With respect to the Bone Graft material used, we have to differentiate between several choices. All materials can be categorized into five different categories:
Autograft or autogenous bone graft – The Autograft is considered the Gold Standard. It is defined as tissue transplanted from one site to another within the same individual. It is basically your very own bone taken from a donor site and placed somewhere else in the body, into the recipient site. The best success rates in bone grafting have been achieved with autografts, because these are essentially living tissues with their cells intact. There is no immune reaction and the microscopic architecture is perfectly matched. The only disadvantage of the autograft is that it has to be harvested from a secondary site in your body, which usually means more morbidity and a more complicated surgery, overall. For most grafting purposes confined to Oral Implantology we can use another part of the jaw (i.e., chin or back portions of jaw) as an acceptable donor site. This way, we stay surgically inside the mouth and avoid any extraoral wounds and scarring. Sometimes, however, when there is not enough bone volume available intraorally, we have to get bone from other parts of the body (usually your hip bone or your tibia (shin) bone) or even from a bottle – alloplast, allograft, or xenograft.
Allograft or allogenic bone graft – The Allograft is defined as a tissue graft between individuals of the same species (i.e., humans) but of non-identical genetic composition. The source is usually cadaver bone, which is available in large amounts. This bone however has to undergo many different treatment sequences in order to render it neutral to immune reactions and to avoid cross contamination of host diseases. These treatments may include irradiation, freeze-drying, acid washing and other chemical treatments. In the U.S. virtually all donors are being prescreened for infectious diseases before their bone is even accepted into the tissue banks. After that the processing of the bone would eliminate virtually any chance of cross-infection.
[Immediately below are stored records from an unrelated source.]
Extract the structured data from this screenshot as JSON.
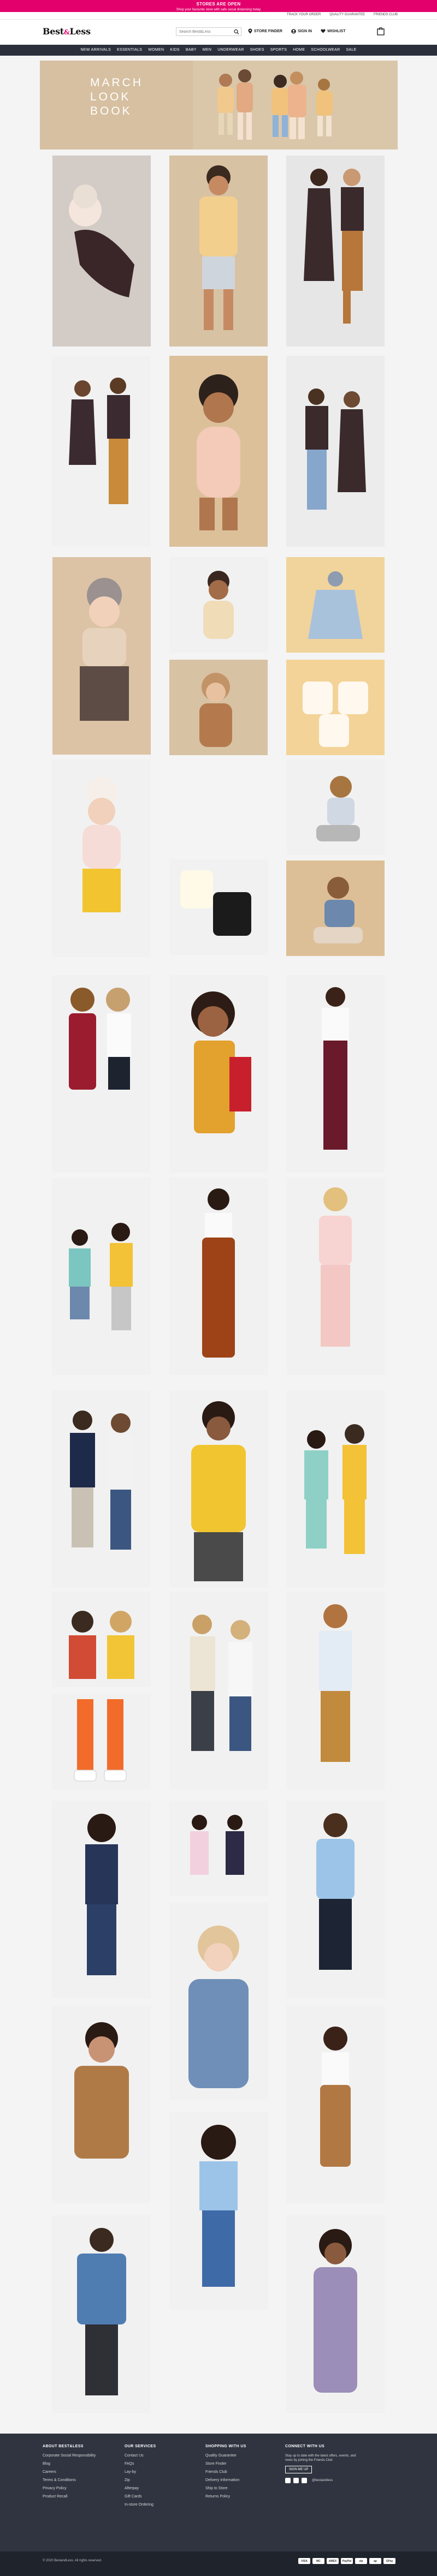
{
  "promo": {
    "title": "STORES ARE OPEN",
    "subtitle": "Shop your favourite store with safe social distancing today"
  },
  "utility_links": [
    "TRACK YOUR ORDER",
    "QUALITY GUARANTEE",
    "FRIENDS CLUB"
  ],
  "header": {
    "logo_main": "Best",
    "logo_amp": "&",
    "logo_tail": "Less",
    "search_placeholder": "Search Best&Less",
    "store_finder": "STORE FINDER",
    "sign_in": "SIGN IN",
    "wishlist": "WISHLIST"
  },
  "nav": [
    "NEW ARRIVALS",
    "ESSENTIALS",
    "WOMEN",
    "KIDS",
    "BABY",
    "MEN",
    "UNDERWEAR",
    "SHOES",
    "SPORTS",
    "HOME",
    "SCHOOLWEAR",
    "SALE"
  ],
  "hero": {
    "line1": "MARCH",
    "line2": "LOOK",
    "line3": "BOOK"
  },
  "footer": {
    "about": {
      "heading": "ABOUT BEST&LESS",
      "links": [
        "Corporate Social Responsibility",
        "Blog",
        "Careers",
        "Terms & Conditions",
        "Privacy Policy",
        "Product Recall"
      ]
    },
    "services": {
      "heading": "OUR SERVICES",
      "links": [
        "Contact Us",
        "FAQs",
        "Lay-by",
        "Zip",
        "Afterpay",
        "Gift Cards",
        "In-store Ordering"
      ]
    },
    "shopping": {
      "heading": "SHOPPING WITH US",
      "links": [
        "Quality Guarantee",
        "Store Finder",
        "Friends Club",
        "Delivery Information",
        "Ship to Store",
        "Returns Policy"
      ]
    },
    "connect": {
      "heading": "CONNECT WITH US",
      "text": "Stay up to date with the latest offers, events, and news by joining the Friends Club",
      "button": "SIGN ME UP",
      "handle": "@bestandless"
    },
    "copyright": "© 2020 BestandLess. All rights reserved.",
    "payments": [
      "VISA",
      "MC",
      "AMEX",
      "PayPal",
      "zip",
      "ap",
      "GPay"
    ]
  },
  "colors": {
    "promo_bg": "#e3006c",
    "nav_bg": "#2a2f3b",
    "footer_bg": "#2f3440",
    "hero_bg": "#d8c3a5"
  }
}
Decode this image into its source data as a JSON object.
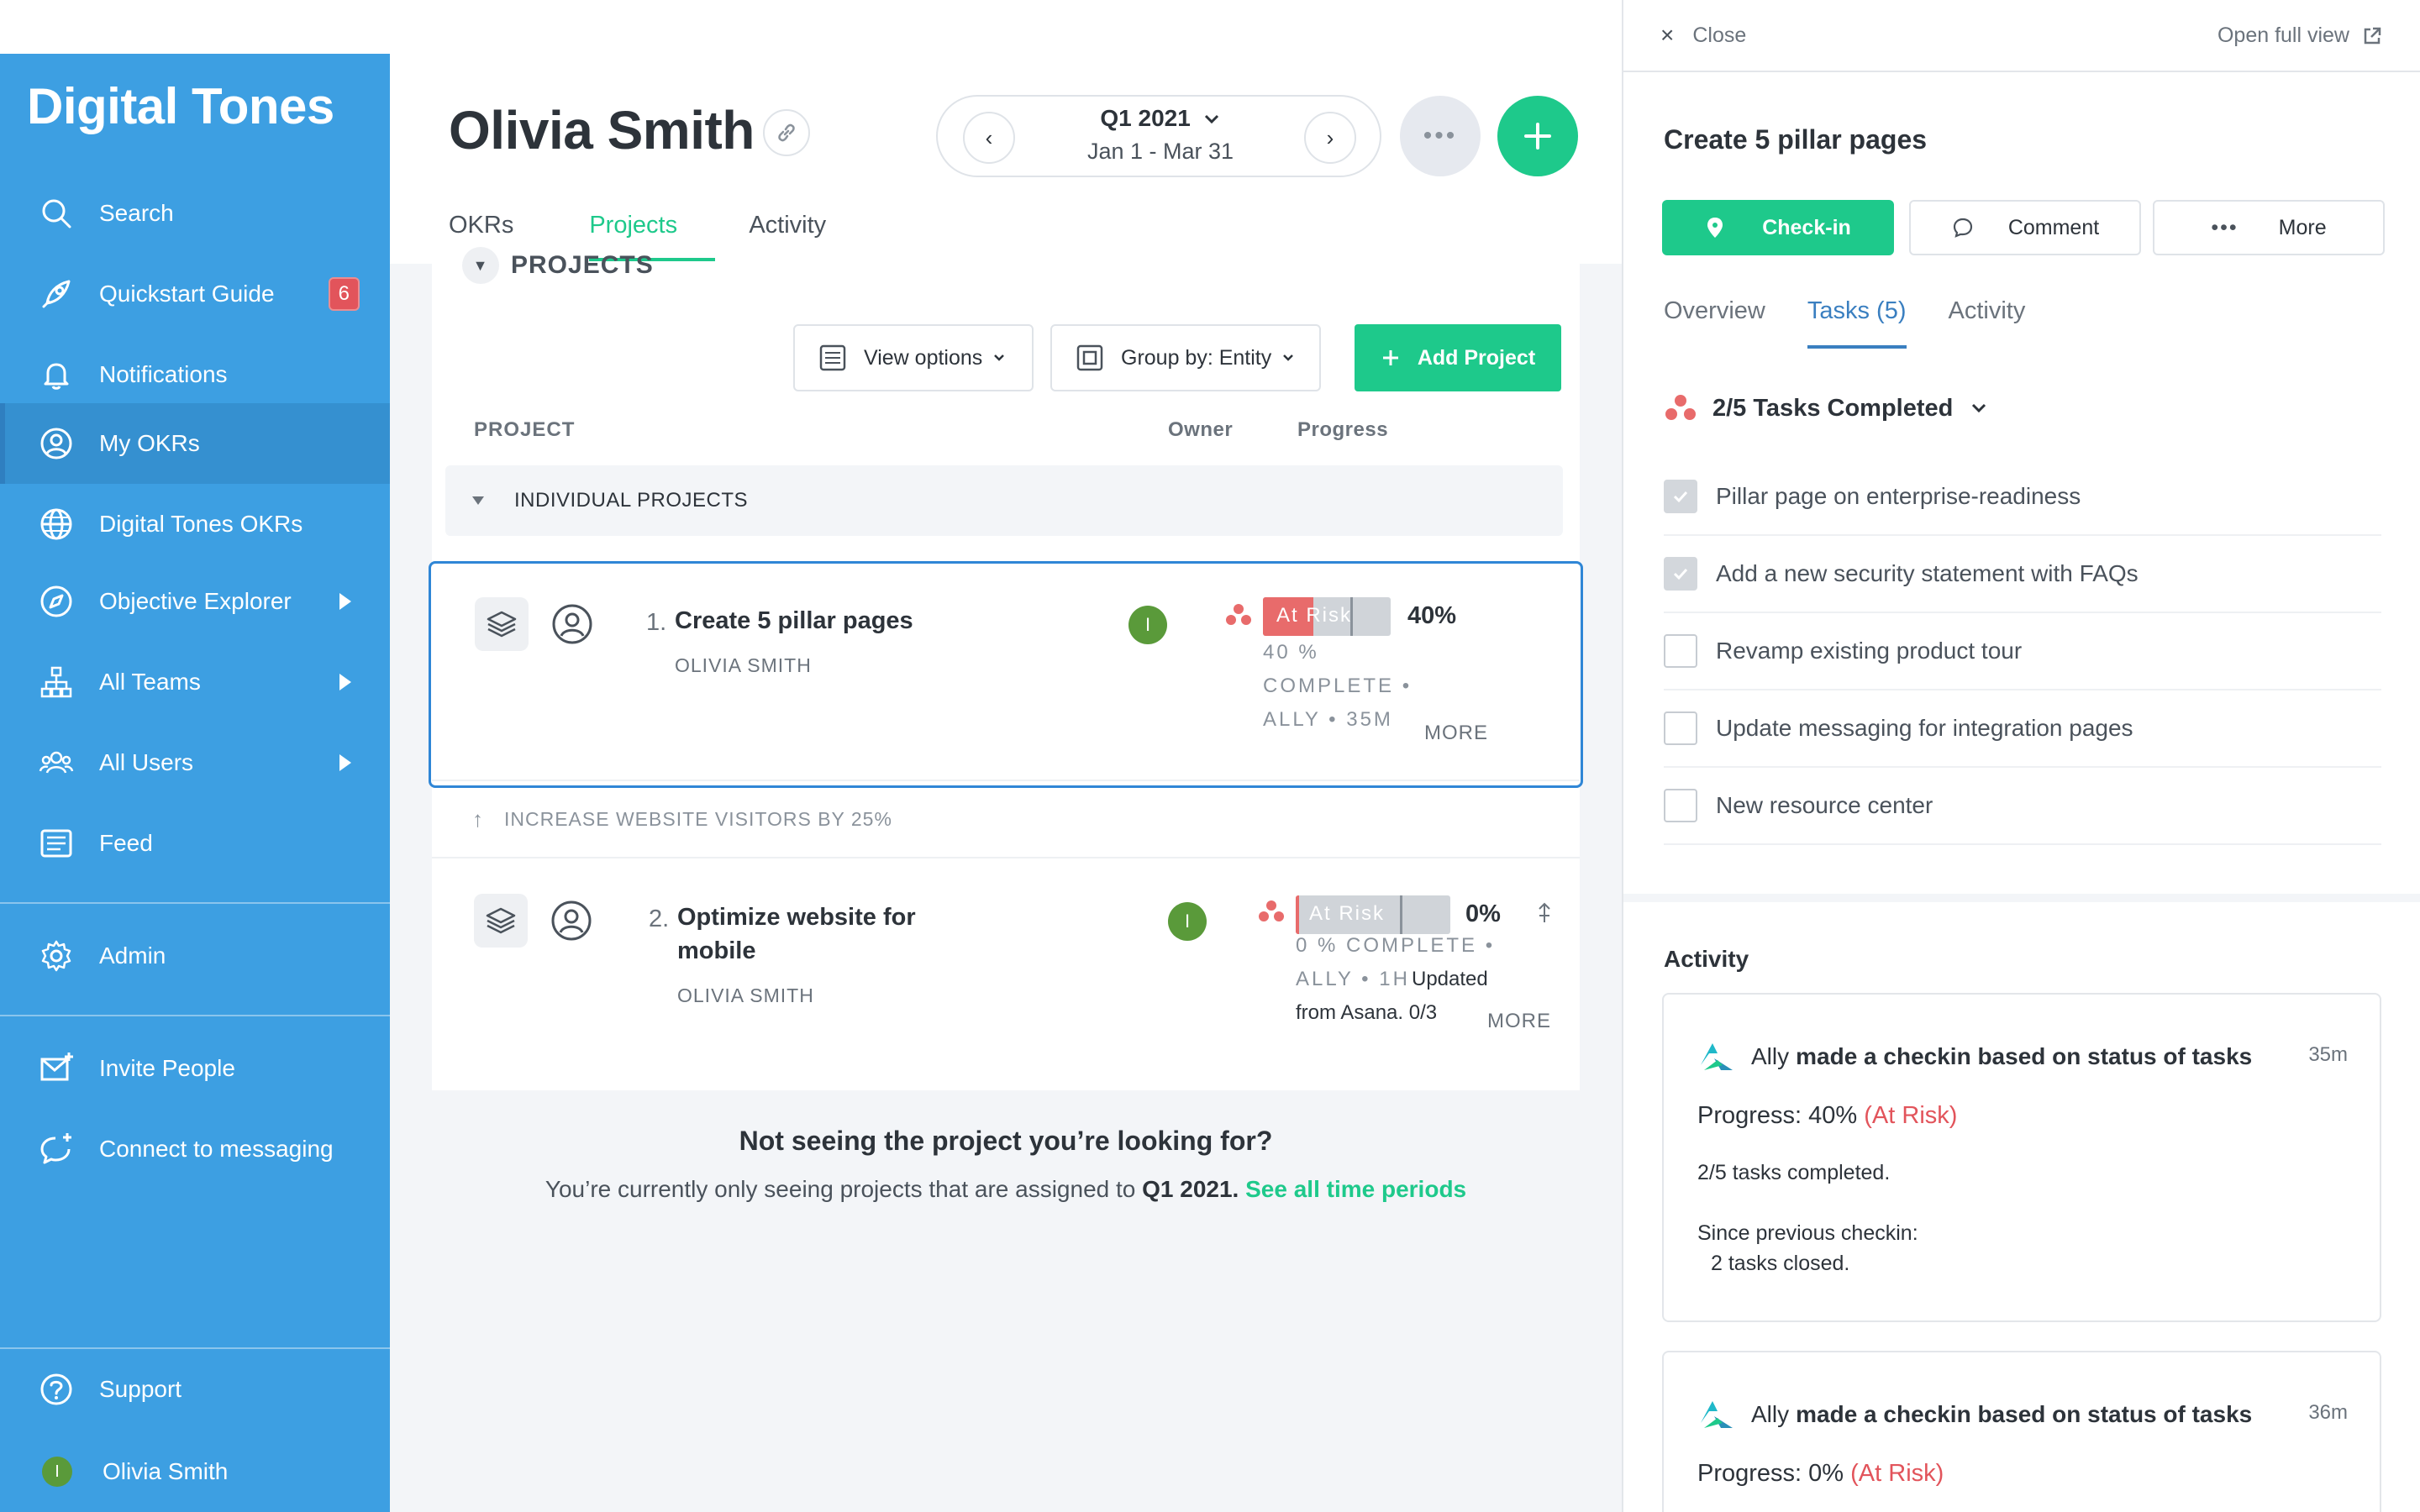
{
  "sidebar": {
    "brand": "Digital Tones",
    "items": [
      {
        "label": "Search",
        "icon": "search-icon"
      },
      {
        "label": "Quickstart Guide",
        "icon": "rocket-icon",
        "badge": "6"
      },
      {
        "label": "Notifications",
        "icon": "bell-icon"
      },
      {
        "label": "My OKRs",
        "icon": "user-circle-icon",
        "active": true
      },
      {
        "label": "Digital Tones OKRs",
        "icon": "globe-icon"
      },
      {
        "label": "Objective Explorer",
        "icon": "compass-icon"
      },
      {
        "label": "All Teams",
        "icon": "org-chart-icon"
      },
      {
        "label": "All Users",
        "icon": "users-icon"
      },
      {
        "label": "Feed",
        "icon": "feed-icon"
      },
      {
        "label": "Admin",
        "icon": "gear-icon"
      },
      {
        "label": "Invite People",
        "icon": "invite-mail-icon"
      },
      {
        "label": "Connect to messaging",
        "icon": "chat-icon"
      },
      {
        "label": "Support",
        "icon": "help-icon"
      },
      {
        "label": "Olivia Smith",
        "avatar_initial": "I"
      }
    ]
  },
  "header": {
    "title": "Olivia Smith",
    "period": {
      "quarter": "Q1 2021",
      "range": "Jan 1 - Mar 31"
    },
    "more_label": "•••",
    "tabs": [
      {
        "label": "OKRs"
      },
      {
        "label": "Projects",
        "active": true
      },
      {
        "label": "Activity"
      }
    ]
  },
  "projects": {
    "section_title": "PROJECTS",
    "view_options": "View options",
    "group_by": "Group by: Entity",
    "add_project": "Add Project",
    "columns": {
      "project": "PROJECT",
      "owner": "Owner",
      "progress": "Progress"
    },
    "group_label": "INDIVIDUAL PROJECTS",
    "rows": [
      {
        "number": "1.",
        "name": "Create 5 pillar pages",
        "owner": "OLIVIA SMITH",
        "owner_initial": "I",
        "status": "At Risk",
        "percent": "40%",
        "progress_value": 40,
        "meta_line1": "40 %",
        "meta_line2": "COMPLETE •",
        "meta_line3": "ALLY • 35M",
        "more": "MORE"
      },
      {
        "number": "2.",
        "name_line1": "Optimize website for",
        "name_line2": "mobile",
        "owner": "OLIVIA SMITH",
        "owner_initial": "I",
        "status": "At Risk",
        "percent": "0%",
        "progress_value": 0,
        "meta_line1": "0 % COMPLETE •",
        "meta_line2a": "ALLY • 1H",
        "meta_line2b": "Updated",
        "meta_line3": "from Asana. 0/3",
        "more": "MORE"
      }
    ],
    "linked_objective": "INCREASE WEBSITE VISITORS BY 25%",
    "empty_title": "Not seeing the project you’re looking for?",
    "empty_sub_prefix": "You’re currently only seeing projects that are assigned to ",
    "empty_sub_period": "Q1 2021.",
    "empty_sub_link": "See all time periods"
  },
  "panel": {
    "close": "Close",
    "open_full": "Open full view",
    "title": "Create 5 pillar pages",
    "checkin": "Check-in",
    "comment": "Comment",
    "more": "More",
    "tabs": [
      {
        "label": "Overview"
      },
      {
        "label": "Tasks (5)",
        "active": true
      },
      {
        "label": "Activity"
      }
    ],
    "tasks_summary": "2/5 Tasks Completed",
    "tasks": [
      {
        "label": "Pillar page on enterprise-readiness",
        "done": true
      },
      {
        "label": "Add a new security statement with FAQs",
        "done": true
      },
      {
        "label": "Revamp existing product tour",
        "done": false
      },
      {
        "label": "Update messaging for integration pages",
        "done": false
      },
      {
        "label": "New resource center",
        "done": false
      }
    ],
    "activity_title": "Activity",
    "activity": [
      {
        "actor": "Ally",
        "action": "made a checkin based on status of tasks",
        "time": "35m",
        "progress_label": "Progress: 40%",
        "risk": "(At Risk)",
        "line1": "2/5 tasks completed.",
        "line2": "Since previous checkin:",
        "line3": "2 tasks closed."
      },
      {
        "actor": "Ally",
        "action": "made a checkin based on status of tasks",
        "time": "36m",
        "progress_label": "Progress: 0%",
        "risk": "(At Risk)"
      }
    ]
  },
  "colors": {
    "sidebar": "#3d9fe2",
    "accent_green": "#1ec98b",
    "risk_red": "#e86b6b",
    "tab_blue": "#3a7fc0"
  }
}
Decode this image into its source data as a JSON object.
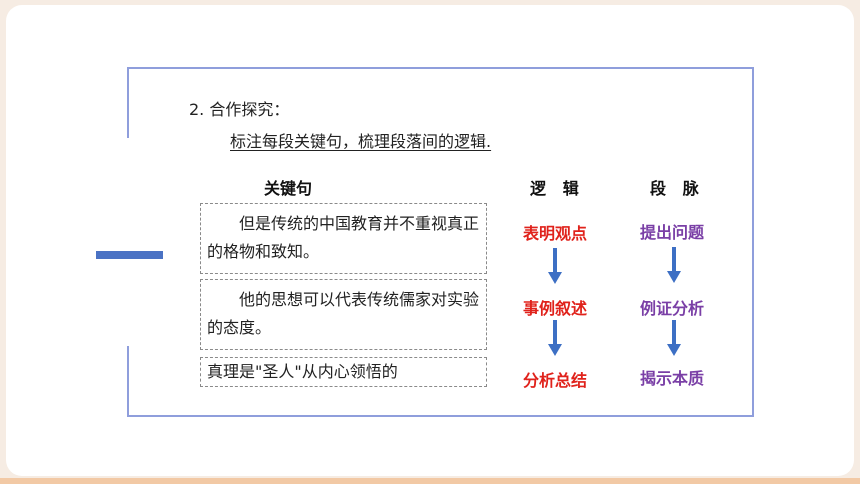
{
  "heading": "2. 合作探究：",
  "instruction": "标注每段关键句，梳理段落间的逻辑.",
  "columns": {
    "key_sentence": "关键句",
    "logic": "逻   辑",
    "paragraph_flow": "段   脉"
  },
  "sentences": [
    "但是传统的中国教育并不重视真正的格物和致知。",
    "他的思想可以代表传统儒家对实验的态度。",
    "真理是\"圣人\"从内心领悟的"
  ],
  "logic_steps": [
    "表明观点",
    "事例叙述",
    "分析总结"
  ],
  "flow_steps": [
    "提出问题",
    "例证分析",
    "揭示本质"
  ],
  "colors": {
    "logic_text": "#e0221b",
    "flow_text": "#7a3fa6",
    "arrow": "#3d6fc4",
    "frame": "#8f9edc",
    "accent_bar": "#4a72c4"
  }
}
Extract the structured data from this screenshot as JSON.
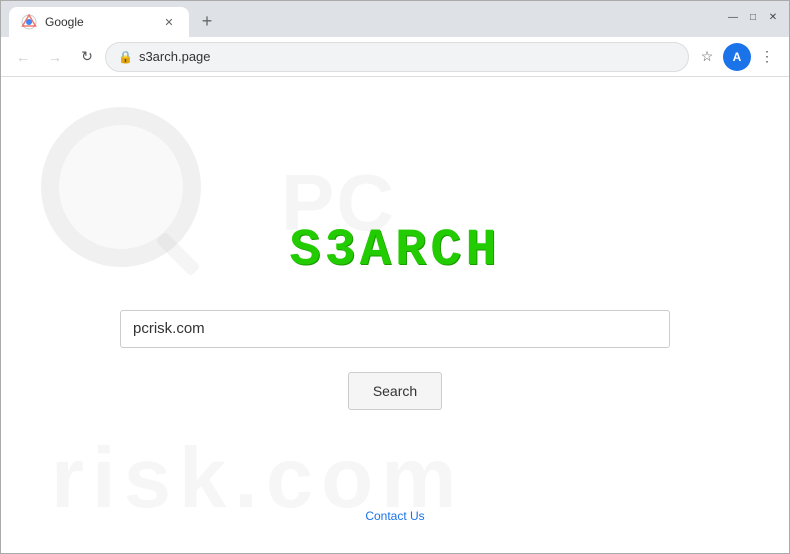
{
  "window": {
    "title": "Google",
    "url": "s3arch.page",
    "tab_label": "Google"
  },
  "nav": {
    "back_icon": "←",
    "forward_icon": "→",
    "refresh_icon": "↻",
    "lock_icon": "🔒",
    "star_icon": "☆",
    "account_initial": "A",
    "menu_icon": "⋮"
  },
  "logo": {
    "text": "S3ARCH"
  },
  "search": {
    "input_value": "pcrisk.com",
    "input_placeholder": "",
    "button_label": "Search"
  },
  "footer": {
    "contact_label": "Contact Us"
  },
  "window_controls": {
    "minimize": "—",
    "maximize": "□",
    "close": "✕"
  }
}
Alloplast or alloplastic bone graft – The Alloplast usually includes any synthetically derived graft material not (coming) from animal or human origin. In Oral Implantology this usually includes Hydroxyapatite or any formulation thereof.
Each of the bone graft materials is usually developed with a specific purpose or advantage in mind. Some claims made by tissue banks about a certain bone graft material may sometimes have to be taken with a grain of salt, until independent research can verify those claims. The main purpose of using the latter four of the above graft materials is usually to avoid a secondary surgery for harvesting autogenous bone. Your surgeon will make a decision with respect to the bone graft material, based on your individual needs and the latest research in that field.